Last but not least, this educational (but fun) experience was not complete without tasting some whisky. It is interesting to note that the price of whisky fluctuates depending on demand, no different to fish being sold at the Fish Markets. The Oak Barrel sells around 250 different whiskeys. I was fortunate to try a drop of the Limeburners Single Malt Whiskey Barrel M6 (Western Australia) and taking it up to my nose, I could feel it burning. I also felt my mouth stinging. Simon mentioned that whisky is something "that you either like or you don't." It's just one of those things. Surprisingly, I liked it and so did the majority of the room. Add a drop of bottled water at room temperature, and take a couple more sips of the whisky: it takes the sting out of the sting, and hence becomes a really enjoyable drink.
Beautiful ambience and a well presented liquor store and 'educational' centre. The Oak Barrel is an awesome independent wine and liquor store in the CBD. In addition to selling quality liquor and running wine educational sessions, The Oak Barrel also runs a series of ad hoc events. The Oak Barrel run craft beer fairs and a whisky fair to name a few. This whisky event will enable attendees to taste over 100 different whiskies. Heaven.

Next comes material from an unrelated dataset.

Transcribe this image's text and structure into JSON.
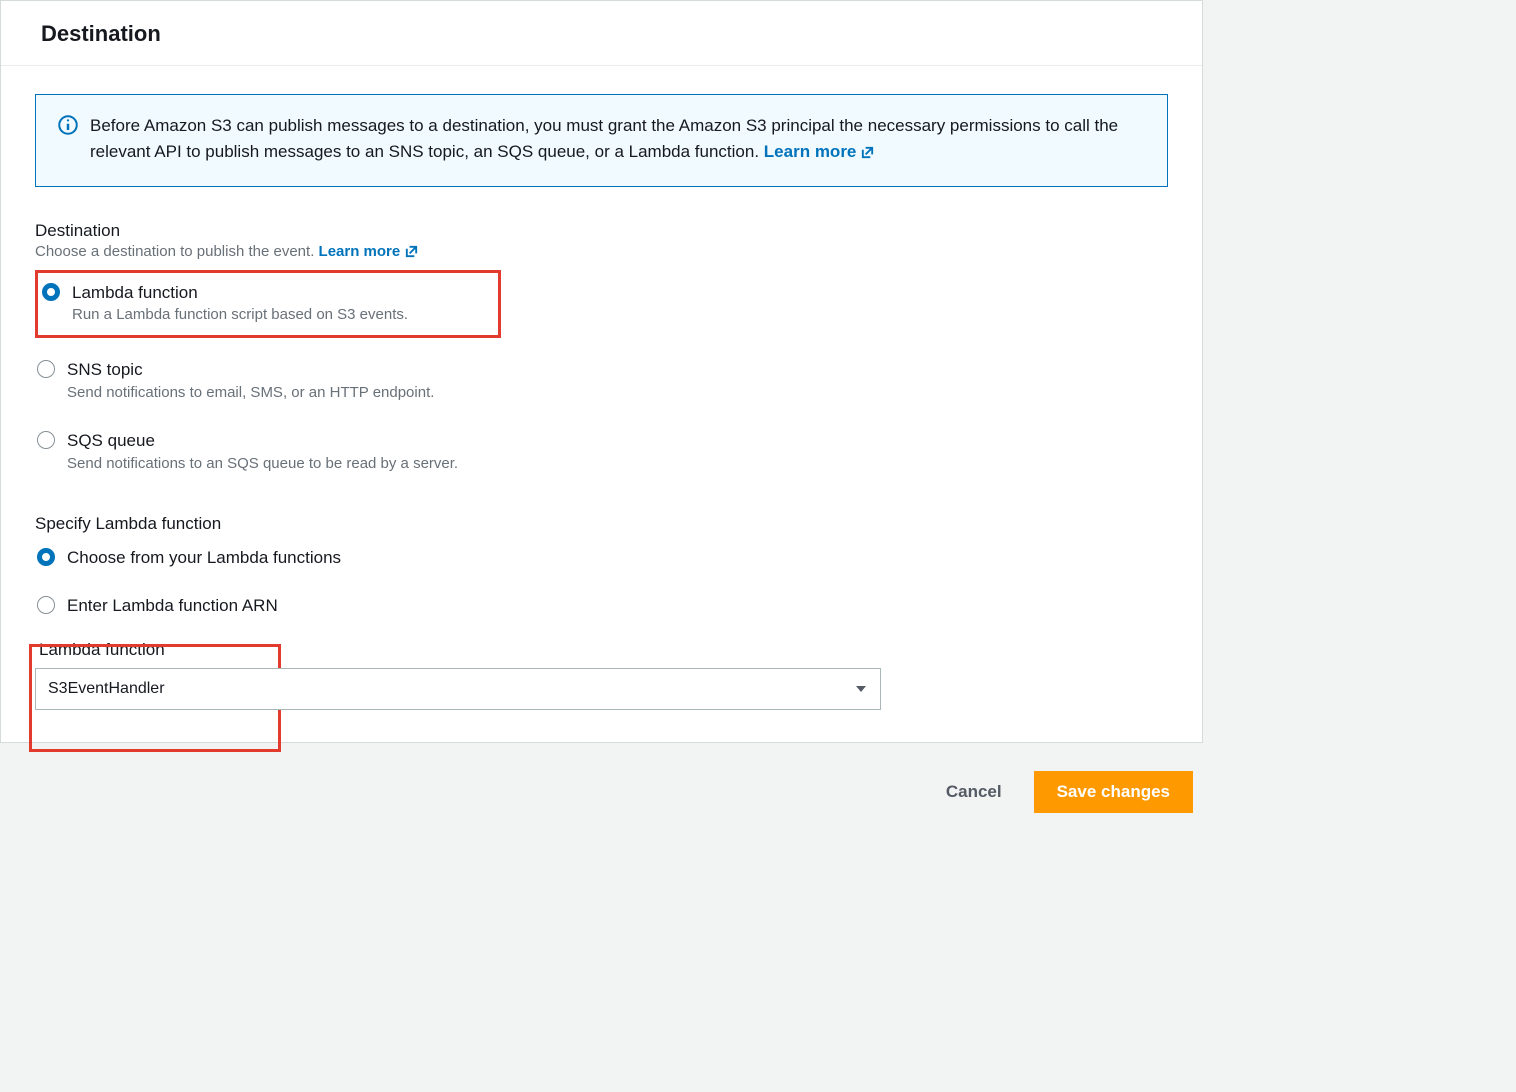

Just a couple of things to clarify from that night. You don't have to be certified to be an organic winemaker; however to be certified you have to pay some dollars - not as much as $7000 in Australia (my misunderstanding sorry) although in countries such as Italy it is expensive. Also Cab Sav is not illegal in all of France; only in parts of France such as Burgundy and Languedoc. Its one of the main varieties in Bordeaux. Many thanks